XI.30. But what of those who are already free of the body? We believe that they are wholly immersed in that sea of eternal light and bright eternity.
What Is Impossible For Souls Before the Resurrection
It is not in dispute that they want their bodies back; if they thus desire and hope for them, it is clear that they have not wholly turned from themselves, for it is evident that they are still clinging to something which is their own, even if their desires return to it only a very little. Until death is swallowed up in victory, and the everlasting light invades the farthest bounds of night and shines everywhere – so that Heavenly glory gleams even in bodies – these souls cannot wholly remove themselves and transport themselves to God. They are still too much bound to their bodies, if not in life and feeling, certainly in natural affection. They do not wish to be complete without them, and indeed they cannot be.

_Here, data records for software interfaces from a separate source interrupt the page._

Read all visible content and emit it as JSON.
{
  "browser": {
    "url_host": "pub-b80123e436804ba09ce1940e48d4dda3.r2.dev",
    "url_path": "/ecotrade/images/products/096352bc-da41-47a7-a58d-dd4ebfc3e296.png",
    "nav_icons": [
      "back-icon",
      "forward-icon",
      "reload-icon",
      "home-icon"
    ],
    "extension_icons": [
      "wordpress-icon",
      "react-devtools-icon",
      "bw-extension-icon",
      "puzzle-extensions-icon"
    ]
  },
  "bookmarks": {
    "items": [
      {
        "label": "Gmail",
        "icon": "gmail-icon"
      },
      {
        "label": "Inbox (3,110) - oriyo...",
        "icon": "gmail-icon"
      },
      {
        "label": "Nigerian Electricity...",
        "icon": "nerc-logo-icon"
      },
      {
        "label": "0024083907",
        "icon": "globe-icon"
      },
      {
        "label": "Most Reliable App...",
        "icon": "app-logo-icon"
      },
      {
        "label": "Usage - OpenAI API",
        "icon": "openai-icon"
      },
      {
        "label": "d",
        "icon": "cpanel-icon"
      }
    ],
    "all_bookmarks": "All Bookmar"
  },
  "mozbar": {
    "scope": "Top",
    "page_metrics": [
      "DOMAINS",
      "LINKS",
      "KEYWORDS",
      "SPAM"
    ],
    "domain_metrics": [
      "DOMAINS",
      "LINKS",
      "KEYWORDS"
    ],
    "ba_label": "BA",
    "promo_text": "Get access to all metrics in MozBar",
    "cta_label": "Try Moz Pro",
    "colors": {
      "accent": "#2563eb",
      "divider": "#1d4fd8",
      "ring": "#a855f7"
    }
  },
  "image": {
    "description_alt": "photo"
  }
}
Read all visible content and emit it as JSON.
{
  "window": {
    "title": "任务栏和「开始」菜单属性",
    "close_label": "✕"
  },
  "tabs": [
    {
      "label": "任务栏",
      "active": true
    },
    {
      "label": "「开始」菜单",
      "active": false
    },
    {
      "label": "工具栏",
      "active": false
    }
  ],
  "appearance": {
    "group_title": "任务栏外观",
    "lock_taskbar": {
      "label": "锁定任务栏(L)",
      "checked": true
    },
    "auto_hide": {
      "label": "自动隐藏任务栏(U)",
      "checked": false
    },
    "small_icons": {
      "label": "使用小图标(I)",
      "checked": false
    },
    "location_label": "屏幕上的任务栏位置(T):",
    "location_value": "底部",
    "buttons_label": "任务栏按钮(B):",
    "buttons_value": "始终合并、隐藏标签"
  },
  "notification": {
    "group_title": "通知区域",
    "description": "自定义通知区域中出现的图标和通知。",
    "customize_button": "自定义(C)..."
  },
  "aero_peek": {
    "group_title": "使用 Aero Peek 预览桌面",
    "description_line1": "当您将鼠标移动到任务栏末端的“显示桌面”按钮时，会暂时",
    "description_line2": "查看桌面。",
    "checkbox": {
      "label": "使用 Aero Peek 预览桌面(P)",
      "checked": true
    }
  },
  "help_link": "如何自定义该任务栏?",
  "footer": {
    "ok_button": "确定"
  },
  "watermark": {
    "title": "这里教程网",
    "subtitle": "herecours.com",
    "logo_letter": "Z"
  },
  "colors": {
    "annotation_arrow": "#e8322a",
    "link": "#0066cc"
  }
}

And so before the restoration of their bodies souls will not lose themselves, as they will when they are perfect and reach their highest state. If they did so the soul would be complete without its body, and would cease to want it. The body is not laid down nor resumed except for the good of the soul. “Precious in God’s sight is the death of his saints.” (Psalm 115:15) If death is precious, what must life be, and such a life as that? It need not be surprising that the glorified body should seem to confer something on the soul, for it was of use to it when it was weak and mortal. O how truly did he speak who said that all things work together for good to those who love God. Its weak body helps the soul to love God; it helps it when it is dead; it helps it when it is resurrected, first in producing fruits of patience, secondly in bringing peace, thirdly in bringing completeness. Truly the soul does not want to be perfected without that which it feels has served it well in every condition.
31. It is clear that the flesh is a good and faithful companion to the good spirit. It helps it if it is burdened, or if it does not help, it relieves it; at any rate, it is an aid and not a burden. The first state is full of labor, but fruitful; the second is a time of waiting, but without weariness; the third is glorious. Listen to the Bridegroom in the Song holding out this threefold invitation: “Eat,” he says, “and drink, friend; be intoxicated, dearest.” He calls those who are laboring in the body to eat. Those who have set aside their bodies he calls to drink. Those who have resumed their bodies, he encourages to drink their fill. These he calls “dearest,” for they are filled to overflowing with love. For there is this difference between these and those others he calls “friends,” not “dearest,” so that those who groan because they are still laboring in the flesh are held dear for the love they have; those who are free from the weight of the flesh are more dear because they are made more ready and quicker to love. More than both are they called “dearest” (and so they are) who, having received the second garment, are in their resurrected bodies in glory. They burn the more eagerly and fiercely with love for God because nothing is left to them which can trouble them or hold them back in any way.